If you have used Guitar Pro to crank out your tabs, it provides a nice PDF output to print your final work. It’s not that hard to learn.
Ok, now you have your guitar tabs worked out. Of course, while working out the tabs you will have well begun the practice process anyway. In addition, you will find out that you will be refining the tab sheet as you go. Mostly due to changes you want to see based on your playing style. Keep up in documenting your changes, it’s just good practice.
Short comings of Guitar Tabs: – guitar tabs do not show any timing information. There is no indication of half or quart notes and rests for example. You will have to make accommodations for this short fall in your notation somehow or just remember the timing feel of the song as you work on it. Tabs do show actual bars and its content during your note placement work if you apply it. Guitar Pro will help here. Tabs also has an accepted string placement and technique nomenclature for bends, slides etc. You may see them on some more documented tabs. It might be worth arhiving this nomenclature legend for future reference.
Initially, I recommend playing the tab arrangement without any musical back track assistance until you feel you are ready to move on to the next practice level. Go phrase by phrase. You decide on the phrase. Having a backtrack play during this phase of learning I find is too distracting. It may work well for you however.
Just use a metronome (many guitar tuners have one built in) to help keep time. Alternatively if you want to use the software metronome like RIFF station offers, you will need a computer nearby your guitar learning space. Either way, work on getting the tune ’memorized’ – tick tock. Work on the note sequences, finger techniques, vibrato and bends in this stage. Speed of play does not matter in this first phase of learning. Just keep the time for the tempo you select.
If you are unfamiliar with any special fingering techniques that your selected tune presents and you want to learn them, use resources like Youtube to get tips from the online experts; a very worthwhile exercise; lots of good stuff out there.
Next, advance your practicing by building up to the actual tempo speed. Of course as you progress and you really want to use a backtrack, then play against the actual tune with the original lead playing. You can hear the notes and the playing style of the artist. A great A-B comparison and style adaptation challenge. I have used a small portable guitar amp, or a small battery operated unit from Danelectro, Honeytone as additional aids for practice. Use earphones if you must.
Also when practicing, use the guitar you plan to play with in your video. I find the feel of a different model or make of guitar takes getting used to. In addition, I recommend you not use pedal or amp effects during this stage as well.
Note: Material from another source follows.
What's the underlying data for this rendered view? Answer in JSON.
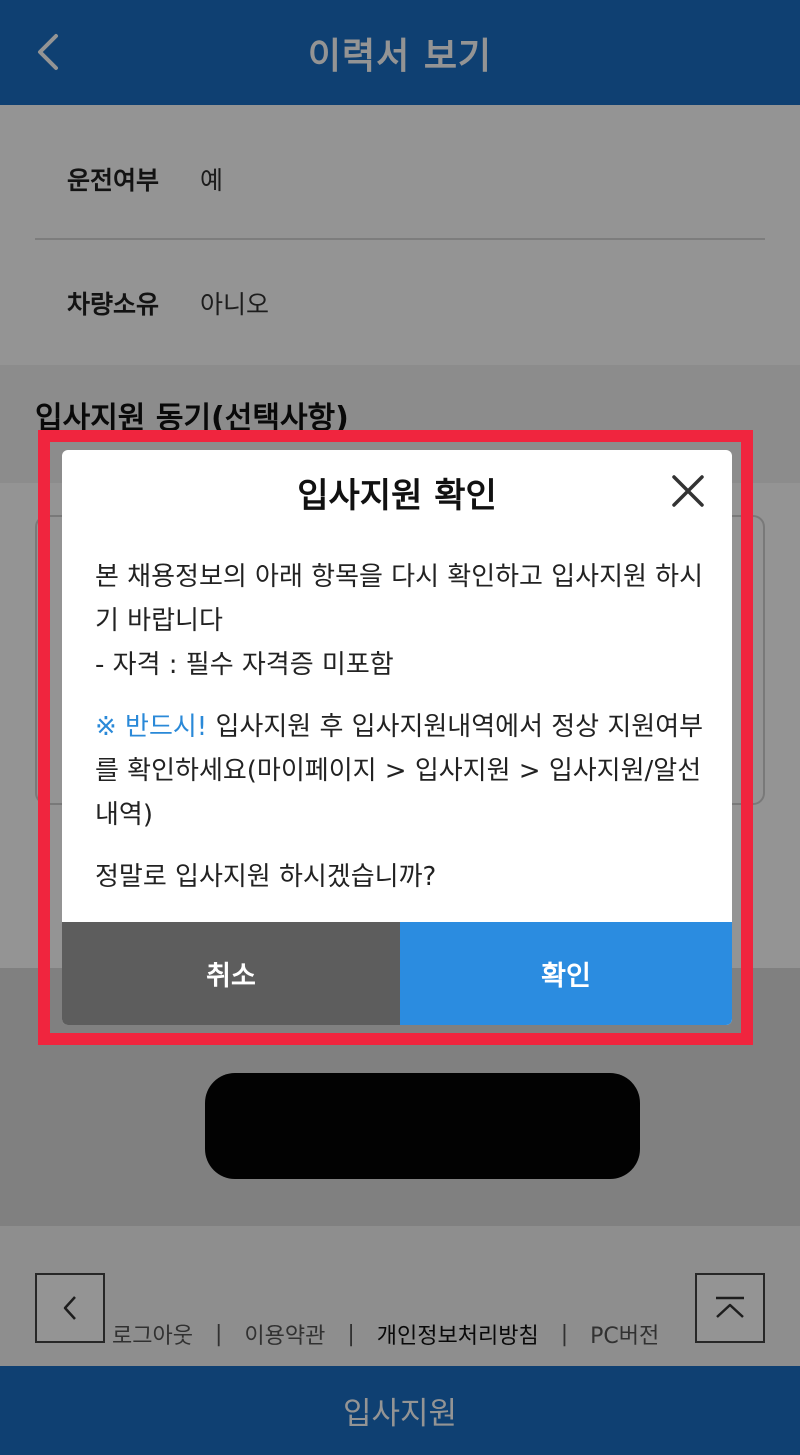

Just keep the guitar sound bland, clear and dry. Choose the pickup position that provides the best clarity of the guitar notes and set the tone controls to mid range. That way you will hear everything as you practice; a great way to fix your technical playing errors as you go. Effects can hide subtle playing errors.
Notes: guitar strings: when starting your practicing use new fresh strings (I am assuming the intonation is good). Tune your guitar regularly and clean your strings with a lint free cloth after each practice session. Don’t leave any dirt and the sweat from your fingers lingering on your strings and fretboard. It’s just good hygiene and besides will keep your strings in great playing shape.
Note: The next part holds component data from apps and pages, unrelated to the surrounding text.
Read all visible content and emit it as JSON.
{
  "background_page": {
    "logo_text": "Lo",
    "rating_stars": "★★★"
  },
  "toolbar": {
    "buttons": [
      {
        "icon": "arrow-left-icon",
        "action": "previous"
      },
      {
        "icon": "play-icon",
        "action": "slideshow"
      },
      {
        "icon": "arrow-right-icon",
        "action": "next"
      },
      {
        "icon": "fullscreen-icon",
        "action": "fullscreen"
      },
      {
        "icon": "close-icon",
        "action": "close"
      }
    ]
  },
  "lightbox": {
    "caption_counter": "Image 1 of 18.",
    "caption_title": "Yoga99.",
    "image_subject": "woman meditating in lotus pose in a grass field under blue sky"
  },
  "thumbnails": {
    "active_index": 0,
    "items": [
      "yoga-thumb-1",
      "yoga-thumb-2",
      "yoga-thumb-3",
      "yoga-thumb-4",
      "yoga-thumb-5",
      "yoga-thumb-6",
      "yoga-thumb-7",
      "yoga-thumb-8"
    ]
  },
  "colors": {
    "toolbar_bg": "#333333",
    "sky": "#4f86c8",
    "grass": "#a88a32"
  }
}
Point two, picks. Choose a pick that best suits the attack (for lack of a better word) style you want on the strings as you play. Hard picks tend to bring out the pluckiness on the string and sounds brighter. Softer picks tends to reduce string attack thus rounding out notes as you play.
Ok, now let’s move on to some thoughts regarding the backtrack.
Part III – Tie in Your Back Track and getting your sound